The lack of charging infrastructure is one of the biggest impediments to the scaling of battery-electric vehicles. Having charging stations in various corridors across the country will help fleets use EVs in applications where trucks run further than the current range of the battery. Today, most battery-electric vehicles are operating in applications of fewer than 200 miles so the trucks can return to base to recharge.

A lot of things have to fall into place as we move from the nascent stages of battery-electric vehicles in commercial applications to widespread use of these vehicles as the trucking industry tries to do its parts to reduce greenhouse gas emissions and move to a more sustainable movement of goods in the future. Having a far-reaching charging infrastructure is one of the main components—along with lower purchase prices for the vehicles, increased range, etc.—to get us to an all-electric transportation future.

NACFE applauds the efforts of the U.S. Department of Transportation, the Federal Highway Administration, the Alternative Fuel Corridors program, and the National Electric Vehicle Infrastructure Formula program.

Working together with the trucking industry, these agencies and programs are helping us tackle one of our biggest challenges. Well done!

Michael Roeth has worked in the commercial vehicle industry for nearly 30 years, most recently as executive director of the North American Council for Freight Efficiency. He serves on the second National Academy of Sciences Committee on Technologies and Approaches for Reducing the Fuel Consumption of Medium and Heavy-Duty Vehicles and has held various positions in engineering, quality, sales, and plant management with Navistar and Behr/Cummins.

This article originally appeared in FleetOwner.com.

About the Author

Michael Roeth | Executive Director

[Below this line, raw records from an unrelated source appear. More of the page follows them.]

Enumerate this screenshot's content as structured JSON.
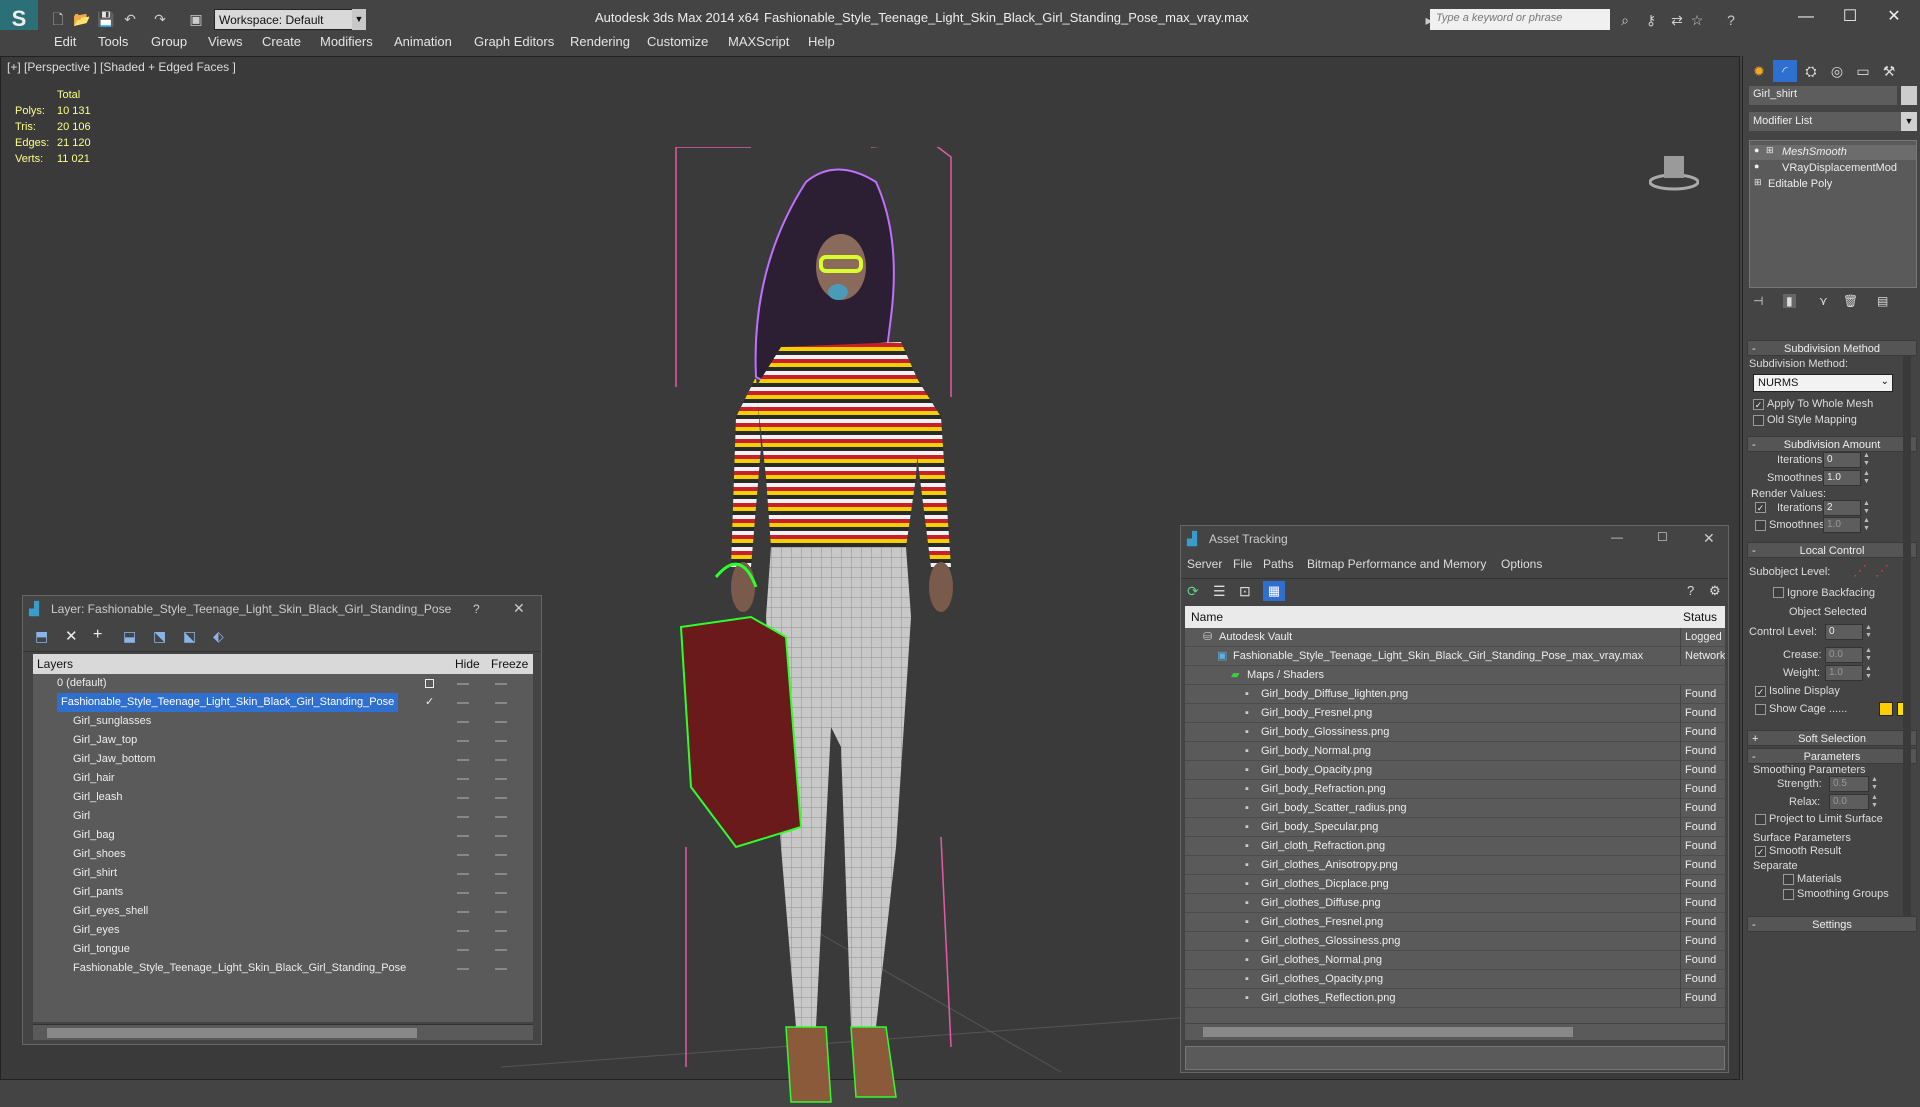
{
  "app": {
    "title": "Autodesk 3ds Max  2014 x64",
    "file": "Fashionable_Style_Teenage_Light_Skin_Black_Girl_Standing_Pose_max_vray.max",
    "logo": "S",
    "workspace": "Workspace: Default",
    "search_placeholder": "Type a keyword or phrase"
  },
  "menu": [
    "Edit",
    "Tools",
    "Group",
    "Views",
    "Create",
    "Modifiers",
    "Animation",
    "Graph Editors",
    "Rendering",
    "Customize",
    "MAXScript",
    "Help"
  ],
  "viewport": {
    "label": "[+] [Perspective ] [Shaded + Edged Faces ]",
    "stats": {
      "header": "Total",
      "rows": [
        {
          "k": "Polys:",
          "v": "10 131"
        },
        {
          "k": "Tris:",
          "v": "20 106"
        },
        {
          "k": "Edges:",
          "v": "21 120"
        },
        {
          "k": "Verts:",
          "v": "11 021"
        }
      ]
    }
  },
  "layer_window": {
    "title": "Layer: Fashionable_Style_Teenage_Light_Skin_Black_Girl_Standing_Pose",
    "help": "?",
    "close": "✕",
    "columns": {
      "layers": "Layers",
      "hide": "Hide",
      "freeze": "Freeze"
    },
    "rows": [
      "0 (default)",
      "Fashionable_Style_Teenage_Light_Skin_Black_Girl_Standing_Pose",
      "Girl_sunglasses",
      "Girl_Jaw_top",
      "Girl_Jaw_bottom",
      "Girl_hair",
      "Girl_leash",
      "Girl",
      "Girl_bag",
      "Girl_shoes",
      "Girl_shirt",
      "Girl_pants",
      "Girl_eyes_shell",
      "Girl_eyes",
      "Girl_tongue",
      "Fashionable_Style_Teenage_Light_Skin_Black_Girl_Standing_Pose"
    ]
  },
  "asset_window": {
    "title": "Asset Tracking",
    "menu": [
      "Server",
      "File",
      "Paths",
      "Bitmap Performance and Memory",
      "Options"
    ],
    "columns": {
      "name": "Name",
      "status": "Status"
    },
    "rows": [
      {
        "name": "Autodesk Vault",
        "status": "Logged Out",
        "indent": 1
      },
      {
        "name": "Fashionable_Style_Teenage_Light_Skin_Black_Girl_Standing_Pose_max_vray.max",
        "status": "Network",
        "indent": 2
      },
      {
        "name": "Maps / Shaders",
        "status": "",
        "indent": 3
      },
      {
        "name": "Girl_body_Diffuse_lighten.png",
        "status": "Found",
        "indent": 4
      },
      {
        "name": "Girl_body_Fresnel.png",
        "status": "Found",
        "indent": 4
      },
      {
        "name": "Girl_body_Glossiness.png",
        "status": "Found",
        "indent": 4
      },
      {
        "name": "Girl_body_Normal.png",
        "status": "Found",
        "indent": 4
      },
      {
        "name": "Girl_body_Opacity.png",
        "status": "Found",
        "indent": 4
      },
      {
        "name": "Girl_body_Refraction.png",
        "status": "Found",
        "indent": 4
      },
      {
        "name": "Girl_body_Scatter_radius.png",
        "status": "Found",
        "indent": 4
      },
      {
        "name": "Girl_body_Specular.png",
        "status": "Found",
        "indent": 4
      },
      {
        "name": "Girl_cloth_Refraction.png",
        "status": "Found",
        "indent": 4
      },
      {
        "name": "Girl_clothes_Anisotropy.png",
        "status": "Found",
        "indent": 4
      },
      {
        "name": "Girl_clothes_Dicplace.png",
        "status": "Found",
        "indent": 4
      },
      {
        "name": "Girl_clothes_Diffuse.png",
        "status": "Found",
        "indent": 4
      },
      {
        "name": "Girl_clothes_Fresnel.png",
        "status": "Found",
        "indent": 4
      },
      {
        "name": "Girl_clothes_Glossiness.png",
        "status": "Found",
        "indent": 4
      },
      {
        "name": "Girl_clothes_Normal.png",
        "status": "Found",
        "indent": 4
      },
      {
        "name": "Girl_clothes_Opacity.png",
        "status": "Found",
        "indent": 4
      },
      {
        "name": "Girl_clothes_Reflection.png",
        "status": "Found",
        "indent": 4
      }
    ]
  },
  "command_panel": {
    "object_name": "Girl_shirt",
    "modifier_list": "Modifier List",
    "stack": [
      "MeshSmooth",
      "VRayDisplacementMod",
      "Editable Poly"
    ],
    "subdivision_method": {
      "header": "Subdivision Method",
      "label": "Subdivision Method:",
      "value": "NURMS",
      "apply_whole": "Apply To Whole Mesh",
      "old_style": "Old Style Mapping"
    },
    "subdivision_amount": {
      "header": "Subdivision Amount",
      "iterations_label": "Iterations:",
      "iterations": "0",
      "smoothness_label": "Smoothness:",
      "smoothness": "1.0",
      "render_values": "Render Values:",
      "r_iterations_label": "Iterations:",
      "r_iterations": "2",
      "r_smoothness_label": "Smoothness:",
      "r_smoothness": "1.0"
    },
    "local_control": {
      "header": "Local Control",
      "sublevel": "Subobject Level:",
      "ignore_backfacing": "Ignore Backfacing",
      "object_selected": "Object Selected",
      "control_level": "Control Level:",
      "control_value": "0",
      "crease": "Crease:",
      "crease_value": "0.0",
      "weight": "Weight:",
      "weight_value": "1.0",
      "isoline": "Isoline Display",
      "show_cage": "Show Cage ......"
    },
    "soft_selection": "Soft Selection",
    "parameters": {
      "header": "Parameters",
      "smoothing": "Smoothing Parameters",
      "strength": "Strength:",
      "strength_value": "0.5",
      "relax": "Relax:",
      "relax_value": "0.0",
      "project": "Project to Limit Surface",
      "surface": "Surface Parameters",
      "smooth_result": "Smooth Result",
      "separate": "Separate",
      "materials": "Materials",
      "smoothing_groups": "Smoothing Groups"
    },
    "settings": "Settings"
  },
  "colors": {
    "cage1": "#ffcc00",
    "cage2": "#ffdd00",
    "selection": "#2f6fd0"
  }
}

Mike has worked in the commercial vehicle industry for nearly 30 years, most recently as the Executive Director of the North American Council for Freight Efficiency. Mike is also leading the Trucking Efficiency Operations for the Carbon War Room. Mike’s specialty is brokering green truck collaborative technologies into the real world at scale. He has a BS in Engineering from the Ohio State University and a Masters in Organizational Leadership from the Indiana Institute of Technology. Mike served as Chairman of the Board for the Truck Manufacturers Association, Board member of the Automotive Industry Action Group and currently serves on the second National Academy of Sciences Committee on Technologies and Approaches for Reducing the Fuel Consumption of Medium- and Heavy-Duty Vehicles and has held various positions in engineering, quality, sales and plant management with Navistar and Behr/Cummins.